HALE: Excellency, it is a natural lie to tell; I beg you, stop now before another is condemned! I may shut my conscience to it no more—private vengeance is working through this testimony! From the beginning, this man has struck me true. By my oath to Heaven, I believe him now, and I pray you call back his wife before we—

wmagley | Student

Reverend Hale changes greatly from Act I to Act IV.  He comes to Salem as an "expert" on witchcraft.  This is quite ironic because he has never actually discovered a witch. He proved in his town that one woman was not a witch.  When he arrives, he has numerous books and every expectation that he will find witches in Salem. 

In Act II he questions the Proctors on their "Christian character" in order to determine if Elizabeth is a witch, as Abigail has suggested. This is a man who believes.  He does nothing as Elizabeth is arrested.

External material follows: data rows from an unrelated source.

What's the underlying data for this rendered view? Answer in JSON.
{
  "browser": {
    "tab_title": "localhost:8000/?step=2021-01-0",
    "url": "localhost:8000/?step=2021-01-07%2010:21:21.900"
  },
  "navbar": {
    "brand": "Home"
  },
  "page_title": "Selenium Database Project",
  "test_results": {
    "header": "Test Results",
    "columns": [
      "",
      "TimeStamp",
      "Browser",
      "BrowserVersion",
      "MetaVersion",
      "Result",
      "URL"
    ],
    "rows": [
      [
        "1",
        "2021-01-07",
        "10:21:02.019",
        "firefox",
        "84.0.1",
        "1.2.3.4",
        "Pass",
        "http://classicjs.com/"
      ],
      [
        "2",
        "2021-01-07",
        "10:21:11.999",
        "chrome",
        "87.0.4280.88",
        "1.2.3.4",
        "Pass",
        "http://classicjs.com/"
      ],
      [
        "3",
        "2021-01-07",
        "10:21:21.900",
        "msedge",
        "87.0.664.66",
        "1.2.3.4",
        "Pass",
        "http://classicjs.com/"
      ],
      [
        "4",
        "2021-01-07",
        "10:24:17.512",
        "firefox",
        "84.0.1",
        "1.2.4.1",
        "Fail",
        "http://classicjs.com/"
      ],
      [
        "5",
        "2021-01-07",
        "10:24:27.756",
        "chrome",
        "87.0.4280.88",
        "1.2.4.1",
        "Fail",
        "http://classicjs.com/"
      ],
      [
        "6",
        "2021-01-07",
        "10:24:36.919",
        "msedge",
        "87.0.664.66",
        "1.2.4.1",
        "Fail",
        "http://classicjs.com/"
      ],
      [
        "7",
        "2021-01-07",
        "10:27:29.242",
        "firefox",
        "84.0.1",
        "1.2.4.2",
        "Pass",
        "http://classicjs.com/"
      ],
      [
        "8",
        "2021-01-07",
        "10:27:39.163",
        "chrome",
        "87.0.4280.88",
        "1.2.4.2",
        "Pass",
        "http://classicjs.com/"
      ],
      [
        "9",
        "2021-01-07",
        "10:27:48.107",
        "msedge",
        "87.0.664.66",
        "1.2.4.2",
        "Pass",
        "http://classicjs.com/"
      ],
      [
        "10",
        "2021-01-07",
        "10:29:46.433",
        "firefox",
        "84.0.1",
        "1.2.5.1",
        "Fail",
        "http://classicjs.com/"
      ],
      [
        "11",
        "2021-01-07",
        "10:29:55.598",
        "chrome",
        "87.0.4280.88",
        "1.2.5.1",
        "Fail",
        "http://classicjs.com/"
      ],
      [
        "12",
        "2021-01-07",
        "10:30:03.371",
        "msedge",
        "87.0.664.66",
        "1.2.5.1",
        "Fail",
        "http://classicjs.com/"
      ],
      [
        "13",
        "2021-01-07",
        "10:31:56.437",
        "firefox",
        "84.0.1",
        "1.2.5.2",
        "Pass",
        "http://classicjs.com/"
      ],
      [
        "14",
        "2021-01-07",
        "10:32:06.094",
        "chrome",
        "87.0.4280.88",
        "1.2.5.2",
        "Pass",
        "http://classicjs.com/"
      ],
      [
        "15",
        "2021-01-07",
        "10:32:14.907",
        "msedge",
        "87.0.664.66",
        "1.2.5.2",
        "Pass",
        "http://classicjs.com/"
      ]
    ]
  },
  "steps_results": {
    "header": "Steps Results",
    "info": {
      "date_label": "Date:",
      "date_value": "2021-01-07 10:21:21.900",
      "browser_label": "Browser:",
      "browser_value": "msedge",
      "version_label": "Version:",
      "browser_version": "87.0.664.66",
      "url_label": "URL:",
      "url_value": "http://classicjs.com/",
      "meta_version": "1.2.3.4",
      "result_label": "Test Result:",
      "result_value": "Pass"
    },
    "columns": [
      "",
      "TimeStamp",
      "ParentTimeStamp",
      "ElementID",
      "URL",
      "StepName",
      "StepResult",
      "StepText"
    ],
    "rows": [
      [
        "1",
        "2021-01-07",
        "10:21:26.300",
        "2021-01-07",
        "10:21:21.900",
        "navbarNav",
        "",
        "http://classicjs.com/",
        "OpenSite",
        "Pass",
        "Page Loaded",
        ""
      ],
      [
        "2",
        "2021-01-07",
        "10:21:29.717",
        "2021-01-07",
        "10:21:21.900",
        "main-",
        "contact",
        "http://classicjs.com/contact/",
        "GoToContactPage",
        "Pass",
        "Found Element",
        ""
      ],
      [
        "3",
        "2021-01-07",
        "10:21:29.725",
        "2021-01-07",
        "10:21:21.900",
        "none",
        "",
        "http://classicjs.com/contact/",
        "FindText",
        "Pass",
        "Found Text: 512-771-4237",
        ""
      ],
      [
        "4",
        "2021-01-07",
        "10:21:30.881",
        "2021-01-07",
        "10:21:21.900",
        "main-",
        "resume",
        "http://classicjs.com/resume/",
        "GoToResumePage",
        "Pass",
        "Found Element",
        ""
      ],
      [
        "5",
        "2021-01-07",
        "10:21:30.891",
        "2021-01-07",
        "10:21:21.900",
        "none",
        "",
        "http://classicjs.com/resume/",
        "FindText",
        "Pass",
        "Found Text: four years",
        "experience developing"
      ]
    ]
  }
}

In Act III, he comes to believe John Proctor about Abigail.  He does not believe that either Proctor is a witch and perceives Abigail to be false.  He wants the court to allow Proctor a real lawyer, so that his allegations about Abigail will be presented in a correct manner.  He believes Proctor and denounces the court at the end of the Act.

In Act IV, he returns to Salem to council all people awaiting execution to lie.  He is trying to keep them from death and this is the only way.  He does not believe that any of them are witches and is trying to save them in the only way that he can.  He is a desperate man and uses desperate measures. He does not believe at all, any more.